**Exercise goal**
Scan the listing below. Return every line containing the string "emoji".

**Records for the exercise**
»»
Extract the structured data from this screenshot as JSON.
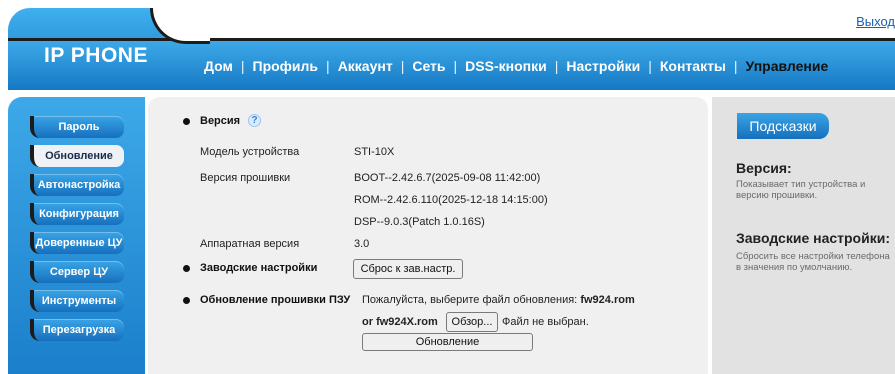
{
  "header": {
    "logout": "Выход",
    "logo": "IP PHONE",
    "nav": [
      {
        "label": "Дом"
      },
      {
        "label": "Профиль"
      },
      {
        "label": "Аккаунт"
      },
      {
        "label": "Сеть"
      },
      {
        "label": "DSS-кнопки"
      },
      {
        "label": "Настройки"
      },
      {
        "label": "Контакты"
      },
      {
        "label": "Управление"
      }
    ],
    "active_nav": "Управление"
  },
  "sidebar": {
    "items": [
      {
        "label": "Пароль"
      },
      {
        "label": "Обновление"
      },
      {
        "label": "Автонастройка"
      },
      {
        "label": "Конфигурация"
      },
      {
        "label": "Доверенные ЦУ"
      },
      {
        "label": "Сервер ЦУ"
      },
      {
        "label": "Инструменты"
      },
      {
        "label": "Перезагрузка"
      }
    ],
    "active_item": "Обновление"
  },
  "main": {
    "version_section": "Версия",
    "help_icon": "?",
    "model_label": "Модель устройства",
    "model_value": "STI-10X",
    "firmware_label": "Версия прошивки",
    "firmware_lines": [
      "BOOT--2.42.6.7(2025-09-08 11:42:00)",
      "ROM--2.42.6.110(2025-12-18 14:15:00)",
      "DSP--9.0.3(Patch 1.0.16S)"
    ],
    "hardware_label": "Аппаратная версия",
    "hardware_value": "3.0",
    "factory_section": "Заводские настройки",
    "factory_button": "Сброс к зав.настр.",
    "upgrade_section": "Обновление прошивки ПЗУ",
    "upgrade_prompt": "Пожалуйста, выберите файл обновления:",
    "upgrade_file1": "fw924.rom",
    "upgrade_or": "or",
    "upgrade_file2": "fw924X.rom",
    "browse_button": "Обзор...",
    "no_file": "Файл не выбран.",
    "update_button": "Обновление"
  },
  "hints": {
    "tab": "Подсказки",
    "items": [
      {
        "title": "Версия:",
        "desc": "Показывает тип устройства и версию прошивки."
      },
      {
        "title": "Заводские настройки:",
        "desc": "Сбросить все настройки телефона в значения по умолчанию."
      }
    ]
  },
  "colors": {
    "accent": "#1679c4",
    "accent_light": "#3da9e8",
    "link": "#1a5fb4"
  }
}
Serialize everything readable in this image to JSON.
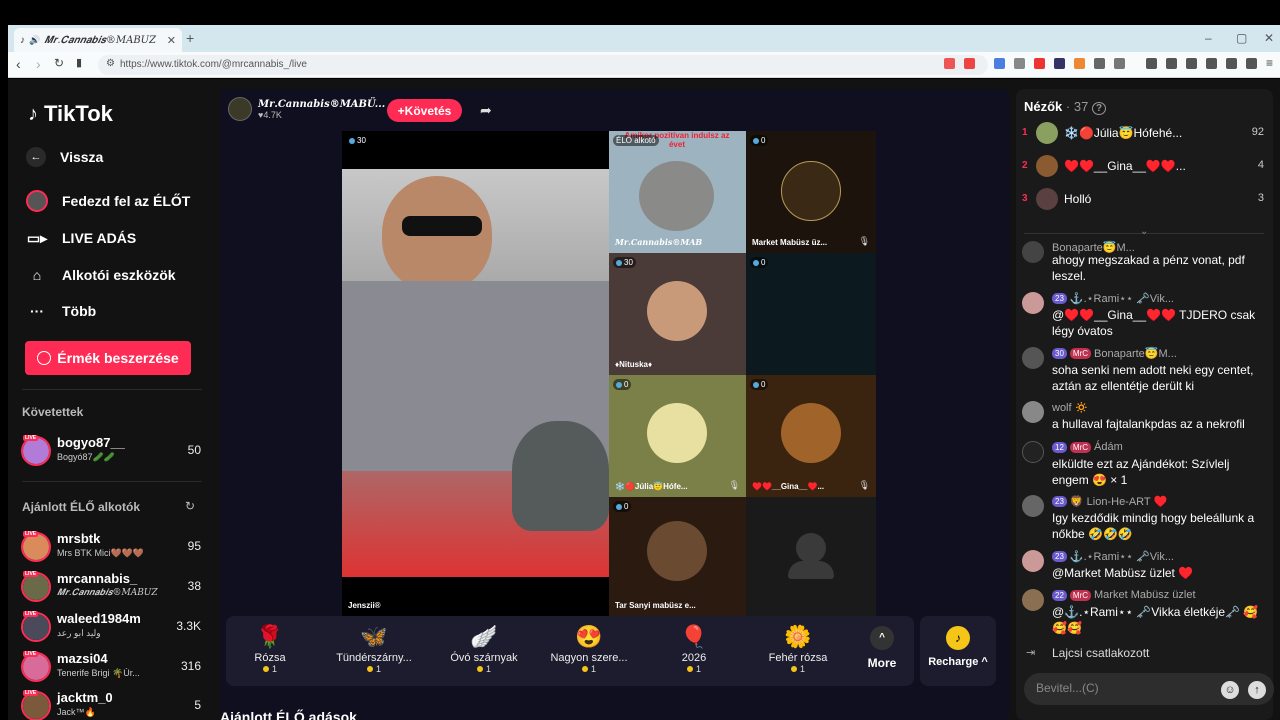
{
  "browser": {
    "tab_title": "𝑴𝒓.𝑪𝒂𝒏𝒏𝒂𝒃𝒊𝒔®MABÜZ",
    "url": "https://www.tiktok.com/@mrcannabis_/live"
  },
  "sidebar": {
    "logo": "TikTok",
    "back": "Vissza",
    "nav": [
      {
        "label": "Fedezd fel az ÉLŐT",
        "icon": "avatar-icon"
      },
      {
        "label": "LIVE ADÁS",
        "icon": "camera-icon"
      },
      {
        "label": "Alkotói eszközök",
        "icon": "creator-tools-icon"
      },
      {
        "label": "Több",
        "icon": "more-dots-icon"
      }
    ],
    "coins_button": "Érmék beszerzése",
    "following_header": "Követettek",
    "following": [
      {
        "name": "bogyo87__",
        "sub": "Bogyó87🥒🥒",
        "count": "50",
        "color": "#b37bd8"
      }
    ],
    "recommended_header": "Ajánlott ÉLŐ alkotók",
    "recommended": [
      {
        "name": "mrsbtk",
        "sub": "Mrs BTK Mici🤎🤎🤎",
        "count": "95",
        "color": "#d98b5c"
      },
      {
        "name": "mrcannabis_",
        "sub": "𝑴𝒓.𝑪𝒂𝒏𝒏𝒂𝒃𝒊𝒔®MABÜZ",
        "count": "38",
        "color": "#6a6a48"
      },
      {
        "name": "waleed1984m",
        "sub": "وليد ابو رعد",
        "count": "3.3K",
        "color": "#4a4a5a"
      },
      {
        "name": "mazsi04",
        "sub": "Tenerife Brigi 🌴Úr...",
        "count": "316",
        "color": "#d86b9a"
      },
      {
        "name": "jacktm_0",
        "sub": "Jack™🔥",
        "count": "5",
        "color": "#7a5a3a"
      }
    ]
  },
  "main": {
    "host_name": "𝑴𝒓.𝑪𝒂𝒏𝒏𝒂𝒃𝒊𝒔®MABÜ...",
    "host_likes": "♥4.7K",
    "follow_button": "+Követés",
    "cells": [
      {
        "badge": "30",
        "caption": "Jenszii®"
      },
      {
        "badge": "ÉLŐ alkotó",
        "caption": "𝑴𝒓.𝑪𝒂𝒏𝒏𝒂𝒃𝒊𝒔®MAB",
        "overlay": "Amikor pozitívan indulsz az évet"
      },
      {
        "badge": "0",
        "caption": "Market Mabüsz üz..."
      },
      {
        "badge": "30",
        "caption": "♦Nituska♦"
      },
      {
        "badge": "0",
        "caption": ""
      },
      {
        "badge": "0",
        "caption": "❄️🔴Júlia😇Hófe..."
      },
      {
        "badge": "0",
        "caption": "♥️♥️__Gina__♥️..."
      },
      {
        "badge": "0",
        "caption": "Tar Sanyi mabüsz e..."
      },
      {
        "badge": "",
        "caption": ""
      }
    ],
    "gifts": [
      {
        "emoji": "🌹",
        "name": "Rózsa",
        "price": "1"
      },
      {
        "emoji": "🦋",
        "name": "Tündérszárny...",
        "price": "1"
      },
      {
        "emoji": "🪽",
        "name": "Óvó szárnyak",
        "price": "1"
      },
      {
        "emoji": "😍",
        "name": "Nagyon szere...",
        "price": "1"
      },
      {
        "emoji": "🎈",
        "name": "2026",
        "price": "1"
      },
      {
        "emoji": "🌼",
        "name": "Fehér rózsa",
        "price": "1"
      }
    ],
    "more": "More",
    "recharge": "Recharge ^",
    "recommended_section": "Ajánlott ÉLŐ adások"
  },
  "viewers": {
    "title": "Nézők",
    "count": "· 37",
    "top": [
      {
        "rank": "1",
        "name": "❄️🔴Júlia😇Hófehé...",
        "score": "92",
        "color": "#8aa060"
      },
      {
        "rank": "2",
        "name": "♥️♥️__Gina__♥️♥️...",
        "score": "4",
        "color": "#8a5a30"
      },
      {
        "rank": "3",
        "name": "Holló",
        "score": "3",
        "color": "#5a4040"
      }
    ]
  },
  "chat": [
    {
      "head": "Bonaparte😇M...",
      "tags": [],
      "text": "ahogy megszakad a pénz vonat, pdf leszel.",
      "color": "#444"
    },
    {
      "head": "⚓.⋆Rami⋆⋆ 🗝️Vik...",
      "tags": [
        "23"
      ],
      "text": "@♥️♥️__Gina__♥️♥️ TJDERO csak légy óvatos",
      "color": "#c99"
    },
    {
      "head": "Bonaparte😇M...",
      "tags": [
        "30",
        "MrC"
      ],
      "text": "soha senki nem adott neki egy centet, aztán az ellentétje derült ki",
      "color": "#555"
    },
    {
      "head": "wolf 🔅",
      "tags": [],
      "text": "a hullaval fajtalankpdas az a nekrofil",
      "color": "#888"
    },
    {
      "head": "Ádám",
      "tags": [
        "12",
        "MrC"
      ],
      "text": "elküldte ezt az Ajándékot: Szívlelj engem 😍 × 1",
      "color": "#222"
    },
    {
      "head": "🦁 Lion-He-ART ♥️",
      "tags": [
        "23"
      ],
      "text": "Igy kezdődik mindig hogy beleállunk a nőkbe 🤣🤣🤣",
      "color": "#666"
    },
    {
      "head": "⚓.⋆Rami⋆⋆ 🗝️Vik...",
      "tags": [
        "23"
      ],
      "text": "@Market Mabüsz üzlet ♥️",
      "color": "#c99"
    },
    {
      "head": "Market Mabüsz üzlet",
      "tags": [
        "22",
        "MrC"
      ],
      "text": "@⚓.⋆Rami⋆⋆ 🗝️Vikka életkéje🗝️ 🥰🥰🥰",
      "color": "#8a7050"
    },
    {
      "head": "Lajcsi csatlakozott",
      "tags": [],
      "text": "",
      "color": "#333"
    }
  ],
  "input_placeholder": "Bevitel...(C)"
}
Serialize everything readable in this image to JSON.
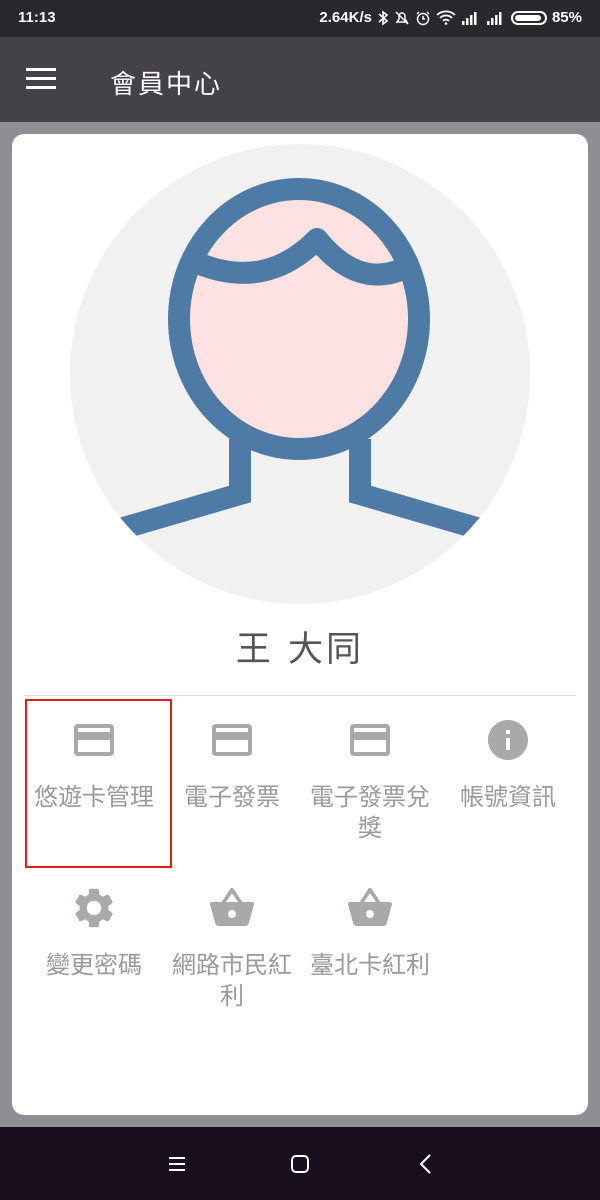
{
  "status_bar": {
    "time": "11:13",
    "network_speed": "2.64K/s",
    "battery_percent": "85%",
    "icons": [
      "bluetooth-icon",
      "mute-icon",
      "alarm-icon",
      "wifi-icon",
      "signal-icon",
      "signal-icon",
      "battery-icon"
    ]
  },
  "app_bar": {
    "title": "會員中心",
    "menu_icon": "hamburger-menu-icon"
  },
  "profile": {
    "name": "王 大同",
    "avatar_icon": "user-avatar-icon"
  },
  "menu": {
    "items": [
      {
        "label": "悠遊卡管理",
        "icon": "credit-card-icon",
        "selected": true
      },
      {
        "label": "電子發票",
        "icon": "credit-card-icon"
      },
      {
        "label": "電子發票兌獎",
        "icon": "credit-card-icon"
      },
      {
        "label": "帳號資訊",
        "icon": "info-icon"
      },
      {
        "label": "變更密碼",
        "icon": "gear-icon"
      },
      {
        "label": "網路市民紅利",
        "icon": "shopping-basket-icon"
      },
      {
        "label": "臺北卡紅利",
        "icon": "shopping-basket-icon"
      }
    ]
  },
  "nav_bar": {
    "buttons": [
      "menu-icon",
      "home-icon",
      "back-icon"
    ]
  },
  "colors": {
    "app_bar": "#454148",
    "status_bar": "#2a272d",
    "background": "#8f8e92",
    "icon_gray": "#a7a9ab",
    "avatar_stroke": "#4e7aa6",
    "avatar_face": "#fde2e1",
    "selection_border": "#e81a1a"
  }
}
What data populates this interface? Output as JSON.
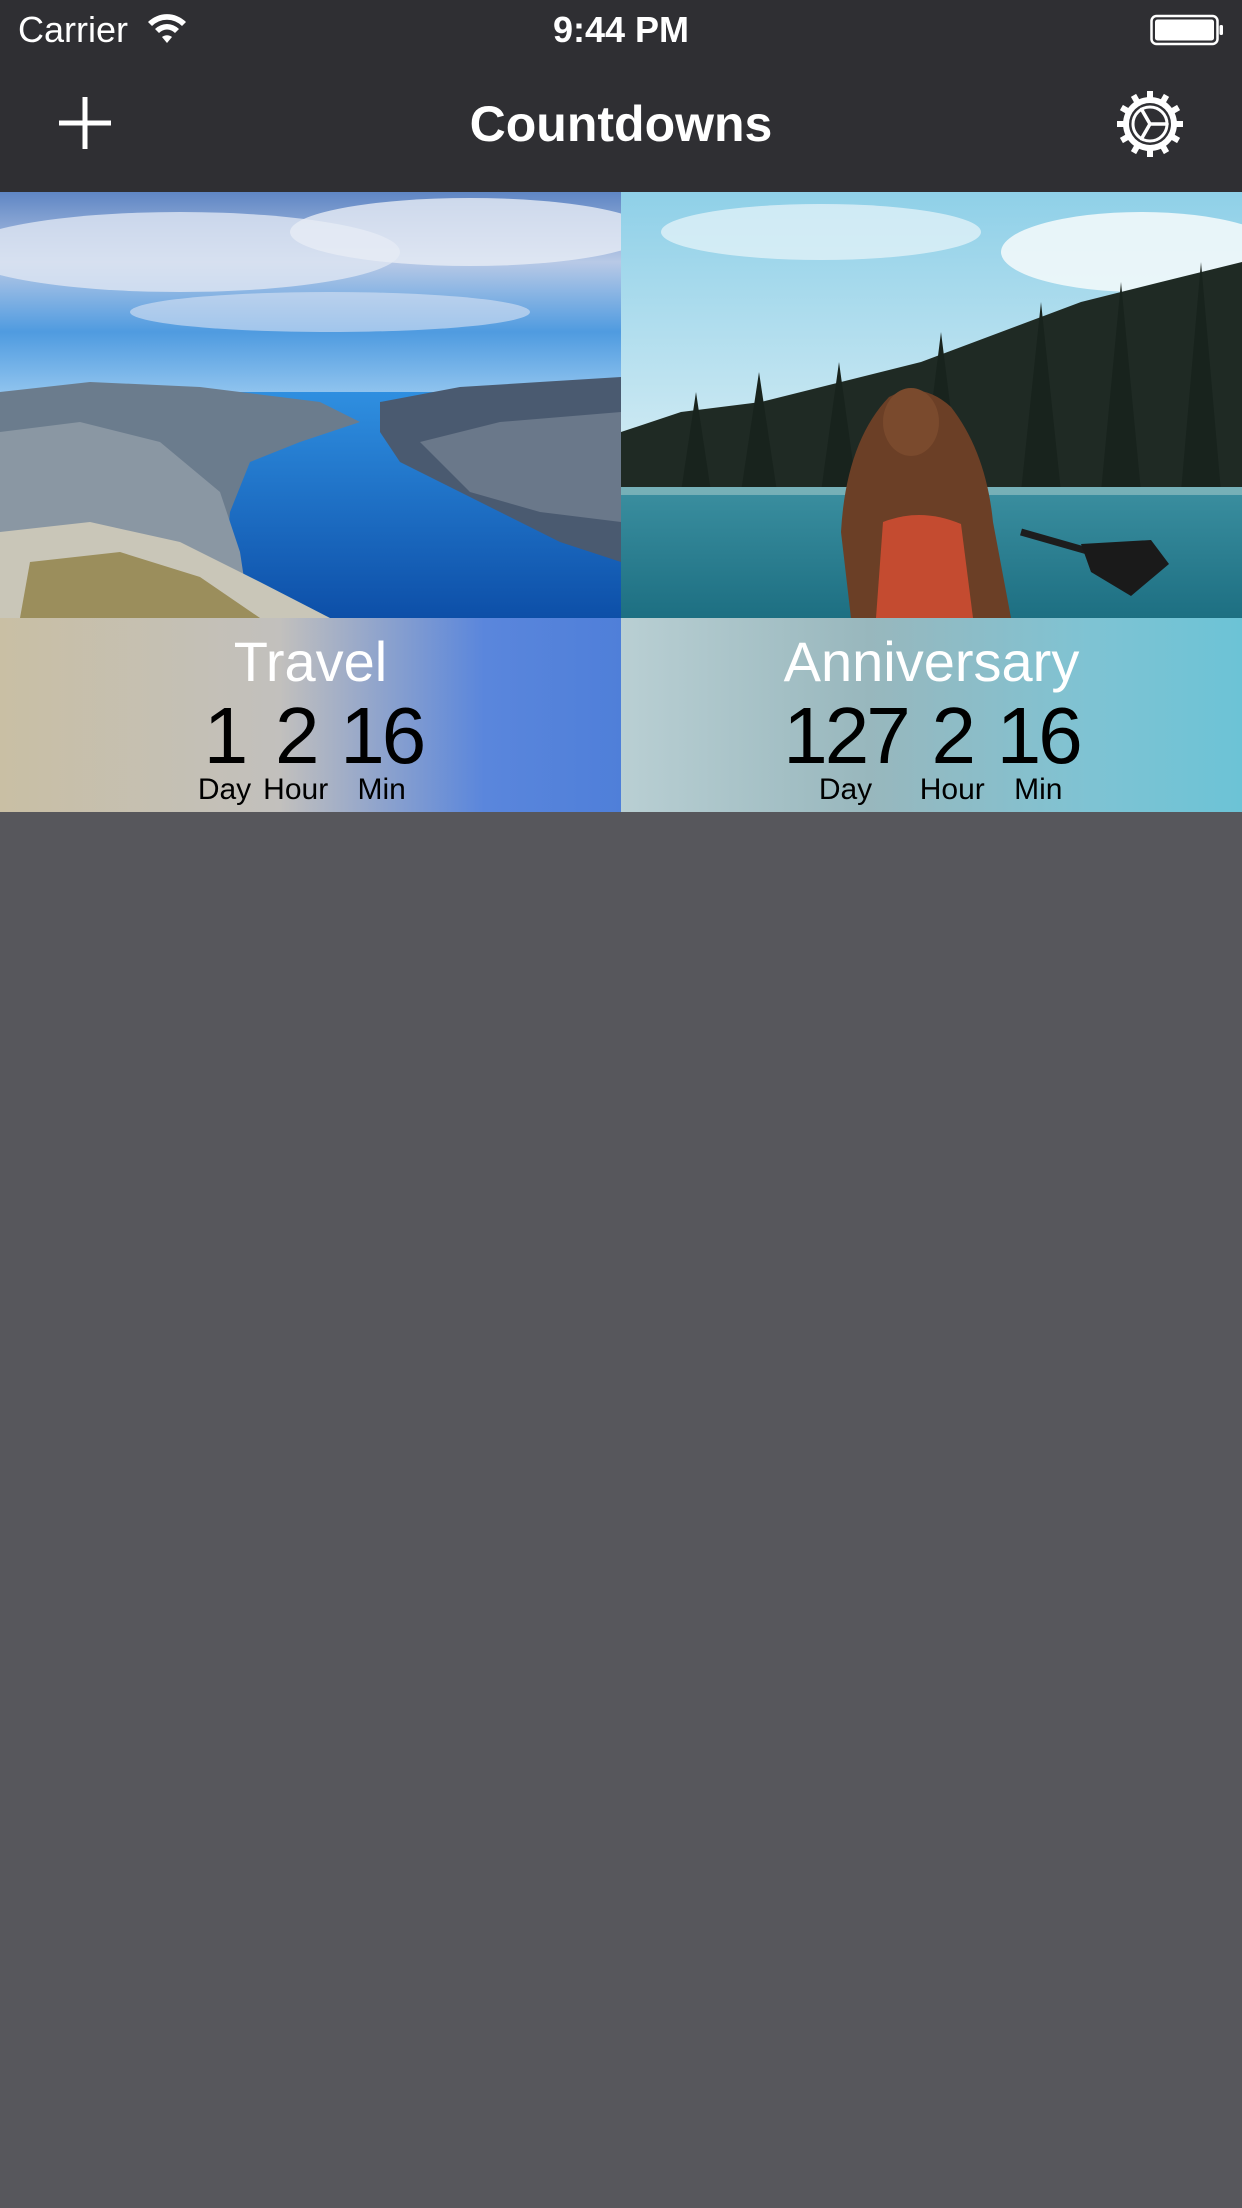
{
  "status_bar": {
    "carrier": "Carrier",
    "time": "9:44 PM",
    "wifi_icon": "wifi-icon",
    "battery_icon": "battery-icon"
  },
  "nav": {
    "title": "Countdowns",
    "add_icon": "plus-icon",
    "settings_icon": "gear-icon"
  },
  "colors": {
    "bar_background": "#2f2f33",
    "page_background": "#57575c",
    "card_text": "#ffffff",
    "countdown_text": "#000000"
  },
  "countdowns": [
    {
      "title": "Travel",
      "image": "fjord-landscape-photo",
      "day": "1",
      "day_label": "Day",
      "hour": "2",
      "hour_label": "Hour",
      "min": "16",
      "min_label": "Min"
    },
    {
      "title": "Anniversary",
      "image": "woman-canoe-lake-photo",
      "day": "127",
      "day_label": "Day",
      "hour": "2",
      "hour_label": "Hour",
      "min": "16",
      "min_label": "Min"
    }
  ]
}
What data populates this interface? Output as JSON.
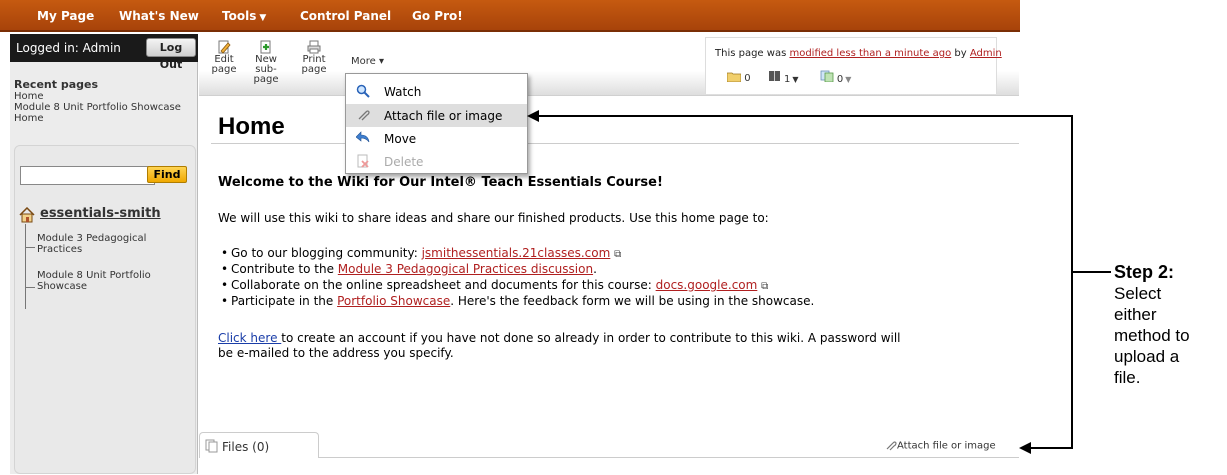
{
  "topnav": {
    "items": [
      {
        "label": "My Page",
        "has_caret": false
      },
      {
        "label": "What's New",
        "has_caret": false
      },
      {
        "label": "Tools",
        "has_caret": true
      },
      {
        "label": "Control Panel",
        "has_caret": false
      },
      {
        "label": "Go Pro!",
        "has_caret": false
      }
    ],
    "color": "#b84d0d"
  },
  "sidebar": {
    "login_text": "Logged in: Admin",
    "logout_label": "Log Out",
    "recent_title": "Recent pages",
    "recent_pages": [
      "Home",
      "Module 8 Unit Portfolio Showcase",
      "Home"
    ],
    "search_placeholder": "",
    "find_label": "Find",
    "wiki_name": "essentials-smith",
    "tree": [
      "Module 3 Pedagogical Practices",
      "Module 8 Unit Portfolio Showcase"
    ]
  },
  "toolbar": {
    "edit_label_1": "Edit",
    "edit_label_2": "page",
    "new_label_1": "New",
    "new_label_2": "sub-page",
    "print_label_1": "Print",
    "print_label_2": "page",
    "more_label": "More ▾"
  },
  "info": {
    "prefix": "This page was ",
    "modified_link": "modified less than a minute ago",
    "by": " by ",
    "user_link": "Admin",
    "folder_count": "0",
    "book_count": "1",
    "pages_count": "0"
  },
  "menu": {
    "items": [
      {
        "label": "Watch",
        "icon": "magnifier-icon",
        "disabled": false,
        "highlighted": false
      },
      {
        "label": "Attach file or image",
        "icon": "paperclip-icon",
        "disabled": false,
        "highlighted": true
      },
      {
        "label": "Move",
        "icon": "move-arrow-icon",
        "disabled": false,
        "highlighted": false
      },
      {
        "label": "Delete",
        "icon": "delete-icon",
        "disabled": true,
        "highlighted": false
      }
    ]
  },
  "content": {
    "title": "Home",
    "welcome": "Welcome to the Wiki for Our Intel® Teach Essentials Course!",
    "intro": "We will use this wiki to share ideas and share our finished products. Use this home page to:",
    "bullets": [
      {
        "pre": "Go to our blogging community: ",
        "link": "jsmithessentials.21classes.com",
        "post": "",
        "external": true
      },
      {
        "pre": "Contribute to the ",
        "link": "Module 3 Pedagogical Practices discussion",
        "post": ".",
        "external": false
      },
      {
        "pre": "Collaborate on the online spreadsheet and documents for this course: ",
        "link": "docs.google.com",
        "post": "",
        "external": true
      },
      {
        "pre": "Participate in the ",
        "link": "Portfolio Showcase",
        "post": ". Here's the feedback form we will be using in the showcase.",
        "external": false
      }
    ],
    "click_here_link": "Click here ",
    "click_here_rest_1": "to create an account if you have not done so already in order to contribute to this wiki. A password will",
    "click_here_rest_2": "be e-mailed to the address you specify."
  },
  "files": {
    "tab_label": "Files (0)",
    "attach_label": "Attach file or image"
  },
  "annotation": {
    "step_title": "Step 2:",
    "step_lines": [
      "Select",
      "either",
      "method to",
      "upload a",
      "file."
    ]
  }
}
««
**Answer box**
        "emoji": "🌹",
        "emoji": "🦋",
        "emoji": "🪽",
        "emoji": "😍",
        "emoji": "🎈",
        "emoji": "🌼",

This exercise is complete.